The film, based on a long-running comic strip of the same name, gently pokes fun at modern life, satirizing North America’s love affair with conspicuous consumption. The story revolves around a loosely knit family of cute woodland animals—who look like they wandered into frame from a 1940s Disney cartoon—who awaken from their winter hibernation only to find that half their forest has been leveled to make way for a pristine housing development.
Instead of foraging for food in the forest they fall under the spell of a devious raccoon named RJ who convinces them to raid the suburban mansions, bulging with junk food, that lie just over the hedge from their woodland home. The humans don’t react kindly to this merry band of thieves and hire an exterminator to eliminate them.
The satire here isn’t particularly stinging—if you want a real comment on suburbia’s effect on the ecology ask David Suzuki—but it does make the point that North America’s green spaces are quickly being eaten up by suburbs. More to the point the movie stresses the importance of togetherness and family values.

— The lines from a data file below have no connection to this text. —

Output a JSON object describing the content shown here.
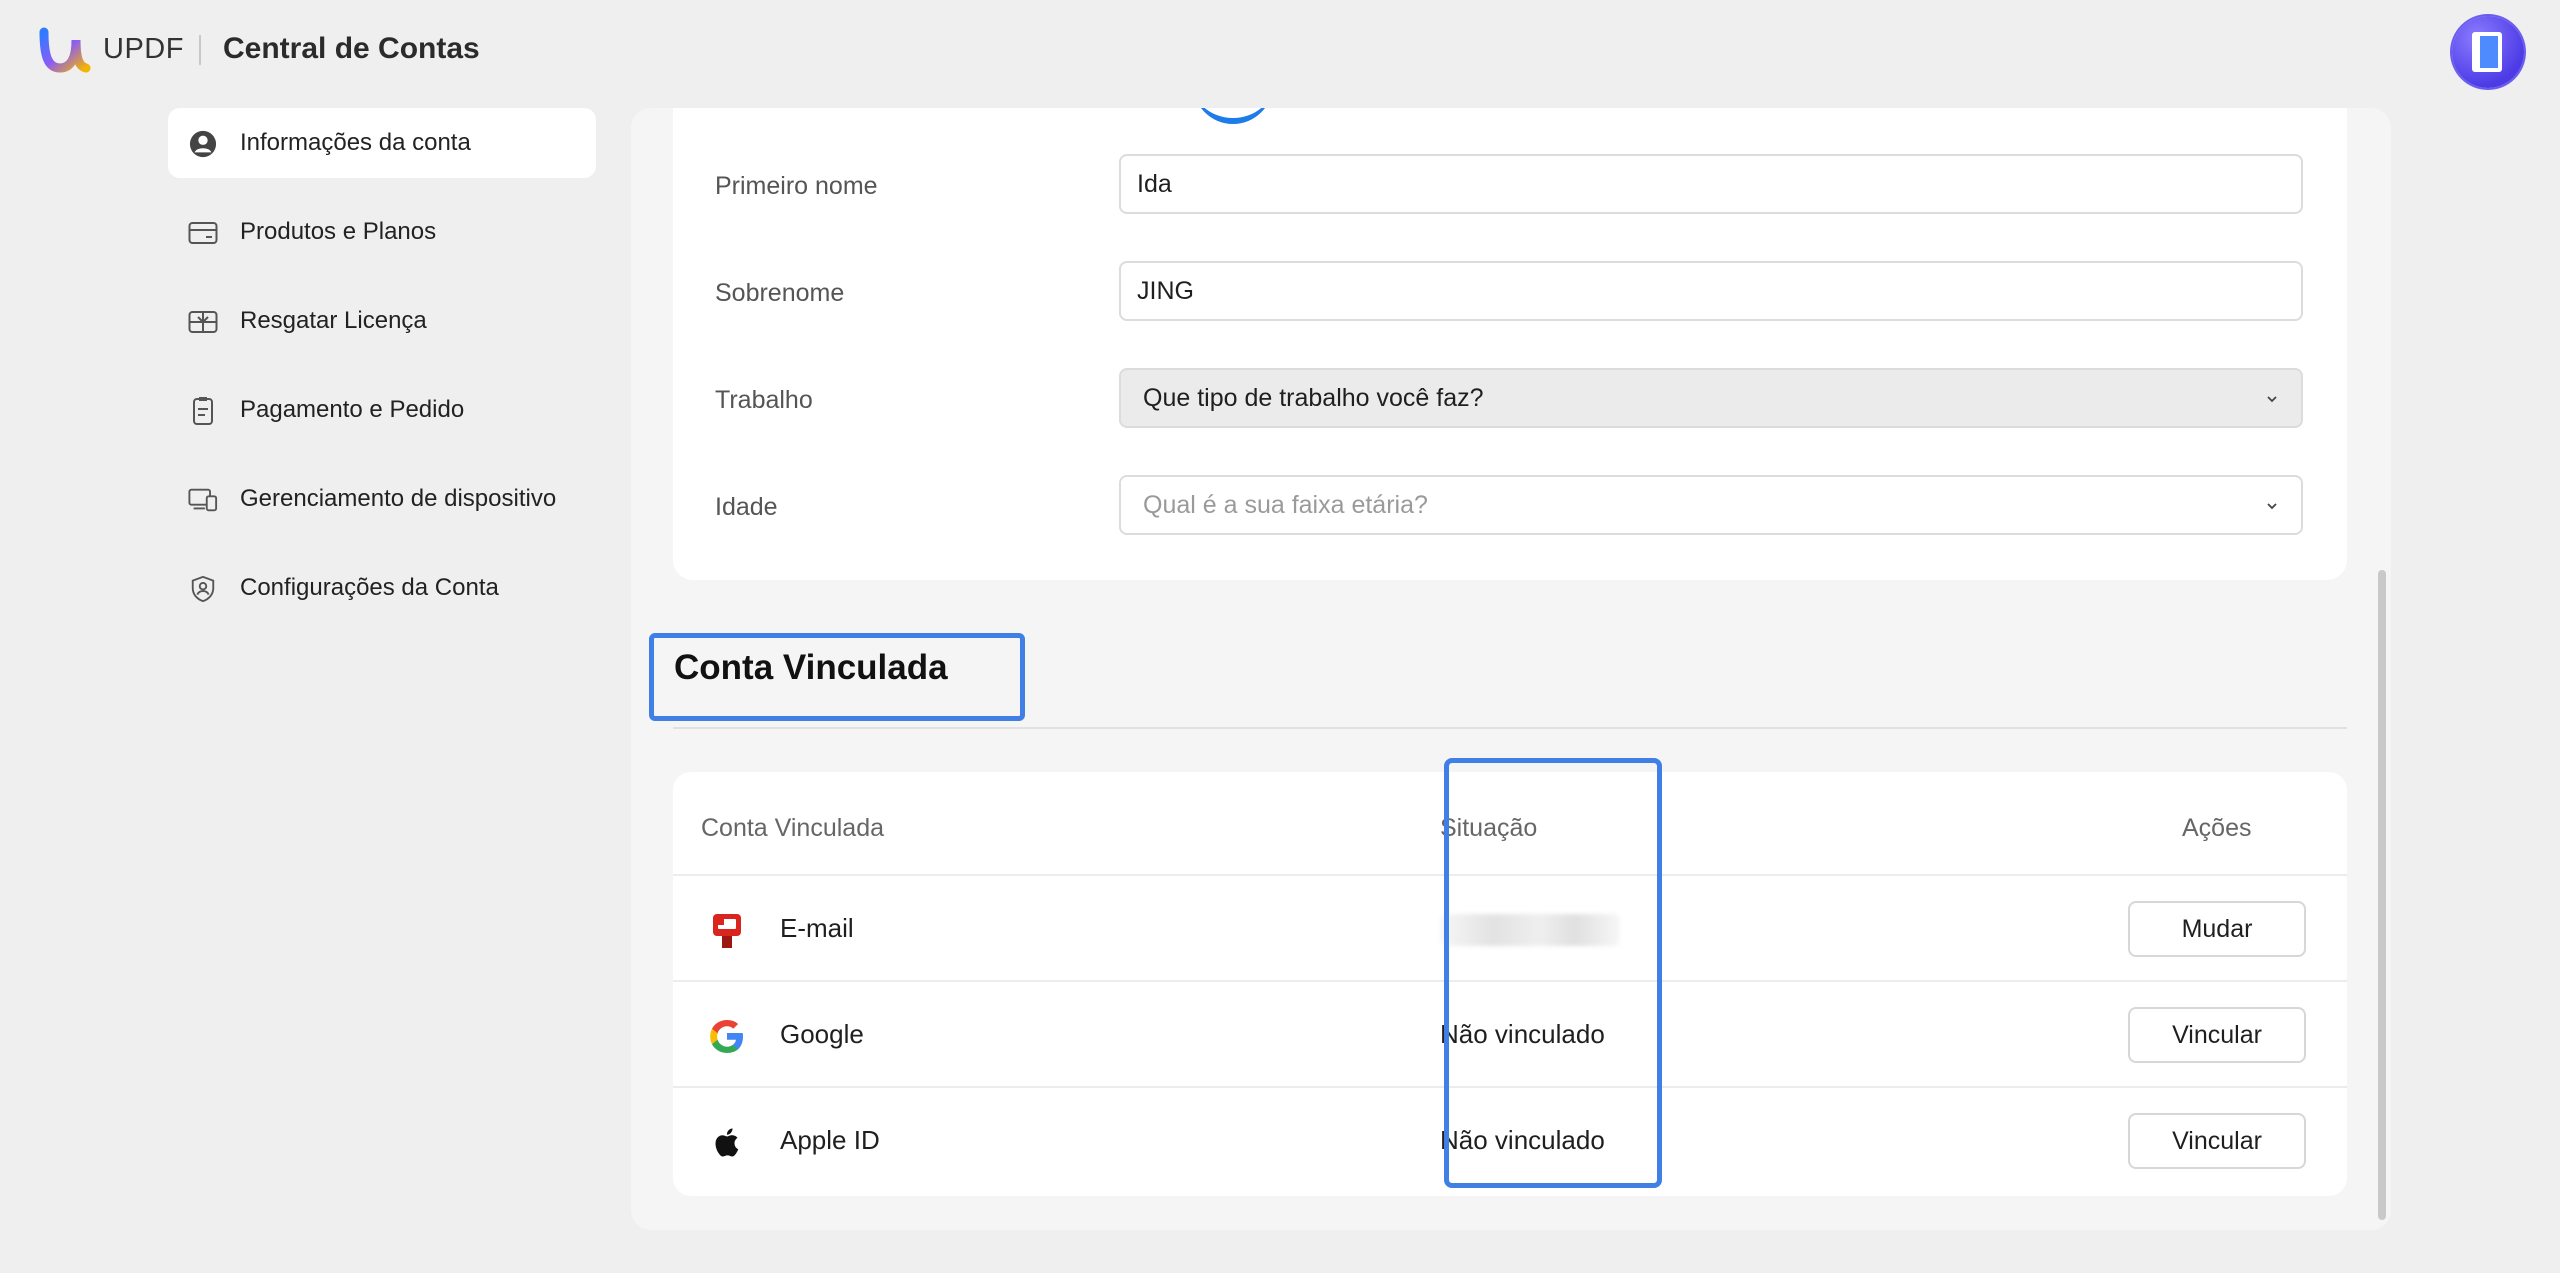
{
  "header": {
    "brand": "UPDF",
    "title": "Central de Contas"
  },
  "sidebar": {
    "items": [
      {
        "label": "Informações da conta",
        "icon": "user-circle-icon",
        "active": true
      },
      {
        "label": "Produtos e Planos",
        "icon": "card-icon"
      },
      {
        "label": "Resgatar Licença",
        "icon": "gift-card-icon"
      },
      {
        "label": "Pagamento e Pedido",
        "icon": "clipboard-icon"
      },
      {
        "label": "Gerenciamento de dispositivo",
        "icon": "devices-icon"
      },
      {
        "label": "Configurações da Conta",
        "icon": "shield-user-icon"
      }
    ]
  },
  "profile": {
    "first_name": {
      "label": "Primeiro nome",
      "value": "Ida"
    },
    "last_name": {
      "label": "Sobrenome",
      "value": "JING"
    },
    "job": {
      "label": "Trabalho",
      "value": "Que tipo de trabalho você faz?"
    },
    "age": {
      "label": "Idade",
      "placeholder": "Qual é a sua faixa etária?"
    }
  },
  "linked": {
    "title": "Conta Vinculada",
    "columns": {
      "account": "Conta Vinculada",
      "status": "Situação",
      "actions": "Ações"
    },
    "rows": [
      {
        "name": "E-mail",
        "icon": "mailbox-icon",
        "status": "",
        "action": "Mudar"
      },
      {
        "name": "Google",
        "icon": "google-icon",
        "status": "Não vinculado",
        "action": "Vincular"
      },
      {
        "name": "Apple ID",
        "icon": "apple-icon",
        "status": "Não vinculado",
        "action": "Vincular"
      }
    ]
  },
  "colors": {
    "highlight": "#3f7fe6",
    "avatar": "#4d3ce6"
  }
}
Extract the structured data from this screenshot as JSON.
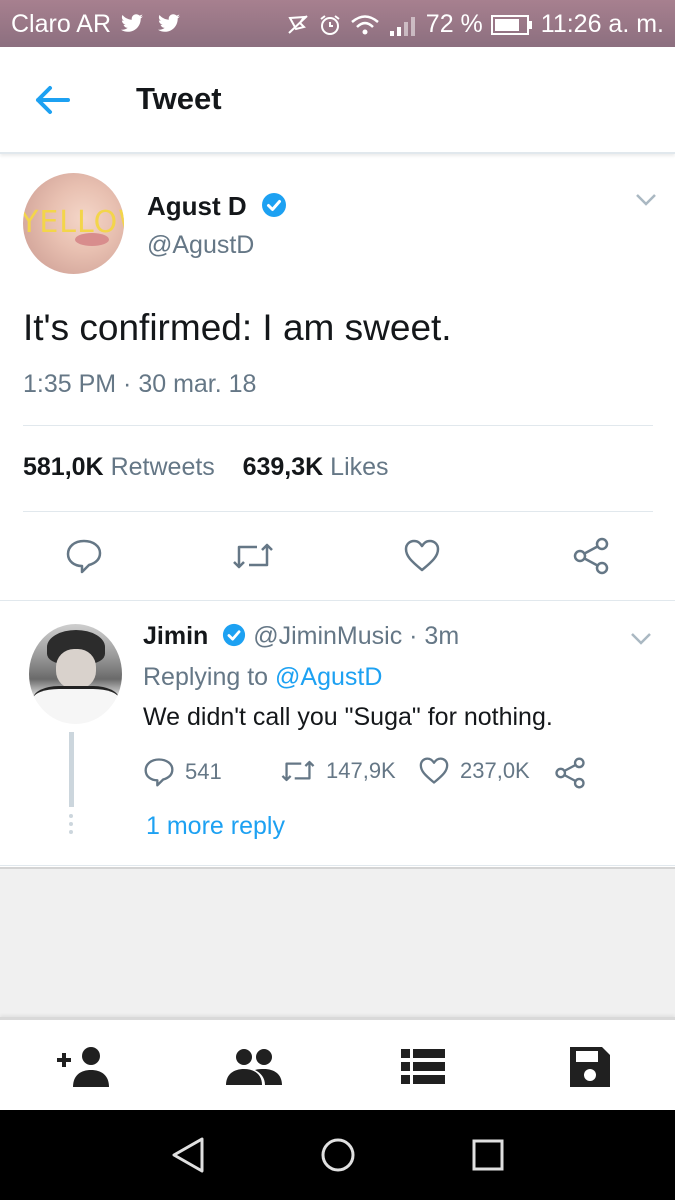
{
  "status_bar": {
    "carrier": "Claro AR",
    "battery_percent": "72 %",
    "time": "11:26 a. m.",
    "icons": [
      "twitter-bird-icon",
      "twitter-bird-icon",
      "mute-icon",
      "alarm-icon",
      "wifi-icon",
      "signal-icon",
      "battery-icon"
    ]
  },
  "app_bar": {
    "title": "Tweet",
    "back_icon": "back-arrow-icon"
  },
  "tweet": {
    "author_name": "Agust D",
    "author_handle": "@AgustD",
    "avatar_text": "YELLOW",
    "verified": true,
    "text": "It's confirmed: I am sweet.",
    "timestamp": "1:35 PM · 30 mar. 18",
    "retweets_count": "581,0K",
    "retweets_label": "Retweets",
    "likes_count": "639,3K",
    "likes_label": "Likes",
    "actions": [
      "reply-icon",
      "retweet-icon",
      "like-icon",
      "share-icon"
    ]
  },
  "reply": {
    "author_name": "Jimin",
    "author_handle": "@JiminMusic",
    "time_ago": "· 3m",
    "replying_prefix": "Replying to",
    "replying_to": "@AgustD",
    "text": "We didn't call you \"Suga\" for nothing.",
    "reply_count": "541",
    "retweet_count": "147,9K",
    "like_count": "237,0K",
    "more_replies": "1 more reply"
  },
  "bottom_nav": {
    "items": [
      "add-user-icon",
      "group-icon",
      "list-icon",
      "save-icon"
    ]
  },
  "system_nav": {
    "items": [
      "back-triangle-icon",
      "home-circle-icon",
      "recents-square-icon"
    ]
  },
  "colors": {
    "accent": "#1da1f2",
    "text_primary": "#14171a",
    "text_secondary": "#657786",
    "status_bar": "#9a7787",
    "nav_icon": "#202020"
  }
}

Over the Hedge isn’t a classic like Finding Nemo—which remains the Citizen Kane of computer animated kid’s movies—but it is solid family entertainment. It contains enough amusing action sequences and good voice work from Bruce Willis as the conniving raccoon, Wanda Sykes as a seductive skunk and Eugene Levy and Catherine O’Hara as a pair of hilariously Canadian-accented porcupines to put it a tier above recent lackadaisical animated releases.